Sterling is the basic currency of vast areas in many parts of the world and the problem of controlling it is thereby rendered both more important and more difficult. The House will appreciate that this fall is limited to a very small proportion of sterling, namely, that held by such foreigners as choose to dispose of it to another foreigner at the rate current on foreign markets. Our policy is to maintain the purchasing power of sterling for the national needs and in pursuit of that policy we have arranged that the vast bulk of transactions between sterling and other currencies shall be conducted in London through our control and at our official rates. That may have the incidental result that any outside market for sterling becomes a very thin market and a thin market is always erratic and fluctuating. If our general policy is sound, as I am convinced that it is, we must not be deflected from it by secondary considerations. By far the greater part of sterling transactions are carried through at the official rate. I am satisfied that the proportion of transactions carried through outside the official market is a very small one.

The proportion becomes very much smaller still if we allow for the fact that a very great proportion of our purchases are made from the sterling and franc using areas and do not involve the intervention of foreign currencies at all. Any suggestion that the rates quoted in the free market are important in the cost of living in this country cannot be sustained.

I think that it would be a wrong policy altogether to intervene in support of sterling in the free market.

As regards the question whether we should block sterling assets belonging to foreigners, a great deal of foreign money has been invested in this country in securities, or entrusted to our banking system because sterling is, and remains, a currency in international use. At the outbreak of war, we assumed complete control over the international uses to which the money belonging to our own people might be put, but we left the foreigner—by which I mean people living outside the sterling area—free to dispose of his assets, here or elsewhere.
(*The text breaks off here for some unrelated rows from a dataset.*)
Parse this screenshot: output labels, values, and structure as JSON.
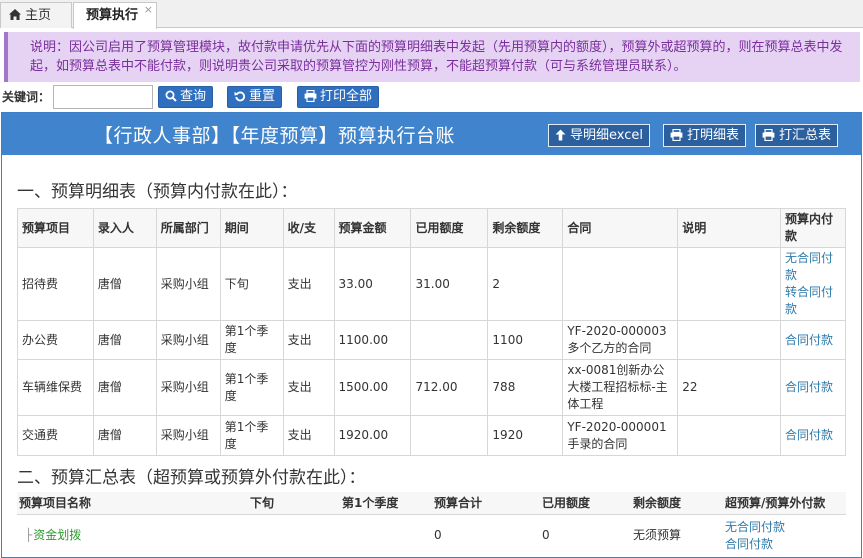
{
  "tabs": {
    "home_label": "主页",
    "active_label": "预算执行",
    "close_glyph": "×"
  },
  "notice": {
    "text": "说明：因公司启用了预算管理模块，故付款申请优先从下面的预算明细表中发起（先用预算内的额度），预算外或超预算的，则在预算总表中发起，如预算总表中不能付款，则说明贵公司采取的预算管控为刚性预算，不能超预算付款（可与系统管理员联系）。"
  },
  "search": {
    "label": "关键词：",
    "value": "",
    "placeholder": "",
    "query_label": "查询",
    "reset_label": "重置",
    "print_all_label": "打印全部"
  },
  "panel": {
    "title": "【行政人事部】【年度预算】预算执行台账",
    "export_label": "导明细excel",
    "print_detail_label": "打明细表",
    "print_summary_label": "打汇总表"
  },
  "detail": {
    "title": "一、预算明细表（预算内付款在此）：",
    "headers": {
      "item": "预算项目",
      "entered_by": "录入人",
      "department": "所属部门",
      "period": "期间",
      "direction": "收/支",
      "amount": "预算金额",
      "used": "已用额度",
      "remaining": "剩余额度",
      "contract": "合同",
      "note": "说明",
      "pay_action": "预算内付款"
    },
    "rows": [
      {
        "item": "招待费",
        "entered_by": "唐僧",
        "department": "采购小组",
        "period": "下旬",
        "direction": "支出",
        "amount": "33.00",
        "used": "31.00",
        "remaining": "2",
        "contract": "",
        "note": "",
        "action1": "无合同付款",
        "action2": "转合同付款"
      },
      {
        "item": "办公费",
        "entered_by": "唐僧",
        "department": "采购小组",
        "period": "第1个季度",
        "direction": "支出",
        "amount": "1100.00",
        "used": "",
        "remaining": "1100",
        "contract": "YF-2020-000003多个乙方的合同",
        "note": "",
        "action1": "合同付款"
      },
      {
        "item": "车辆维保费",
        "entered_by": "唐僧",
        "department": "采购小组",
        "period": "第1个季度",
        "direction": "支出",
        "amount": "1500.00",
        "used": "712.00",
        "remaining": "788",
        "contract": "xx-0081创新办公大楼工程招标标-主体工程",
        "note": "22",
        "action1": "合同付款"
      },
      {
        "item": "交通费",
        "entered_by": "唐僧",
        "department": "采购小组",
        "period": "第1个季度",
        "direction": "支出",
        "amount": "1920.00",
        "used": "",
        "remaining": "1920",
        "contract": "YF-2020-000001手录的合同",
        "note": "",
        "action1": "合同付款"
      }
    ]
  },
  "summary": {
    "title": "二、预算汇总表（超预算或预算外付款在此）：",
    "headers": {
      "name": "预算项目名称",
      "late": "下旬",
      "q1": "第1个季度",
      "total": "预算合计",
      "used": "已用额度",
      "remaining": "剩余额度",
      "action": "超预算/预算外付款"
    },
    "rows": [
      {
        "tree_mark": "├",
        "name": "资金划拨",
        "late": "",
        "q1": "",
        "total": "0",
        "used": "0",
        "remaining": "无须预算",
        "action1": "无合同付款",
        "action2": "合同付款"
      }
    ]
  },
  "colors": {
    "primary": "#3f84cc",
    "button": "#2f6fc0",
    "notice_bg": "#e6d3f3",
    "notice_text": "#7a2e9c",
    "link": "#2e7bab",
    "tree_link": "#2c9a2c"
  },
  "icons": [
    "home-icon",
    "search-icon",
    "reset-icon",
    "print-icon",
    "upload-icon"
  ]
}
That decision was in accord with the principles and traditions on which, in this market, foreigners have always felt able to rely. We were, of course, under no obligation to convert such foreign holdings into gold or into foreign currencies at the expense of our reserves: every foreign holder was aware that he held sterling and nothing else. But we could have prevented him from taking his money or his securities home. To do this, we should have had to make it impossible for him to deliver to another foreign buyer. In other words, we should have had to put an embargo upon the use of his money or his securities. On a balanced review of all the considerations we chose not to do so, exposing ourselves no doubt thereby to the risk that some foreign holders would use their freedom in order to dispose of their sterling assets. That has not happened to any substantial extent and it would not be to our advantage to take the action suggested in the direction of blocking these assets.

Sterling, I maintain, is good to hold; and I believe that this opinion is spreading in neutral countries. The best way of ensuring that it will continue to spread is to maintain, for ourselves and others, so far as we can, the essential liberties which, in the financial and every other field, are traditional in this country. I have considered this matter very carefully and am satisfied that our policy is in the best interests of this country—the test by which, of course, all our policy has to be settled.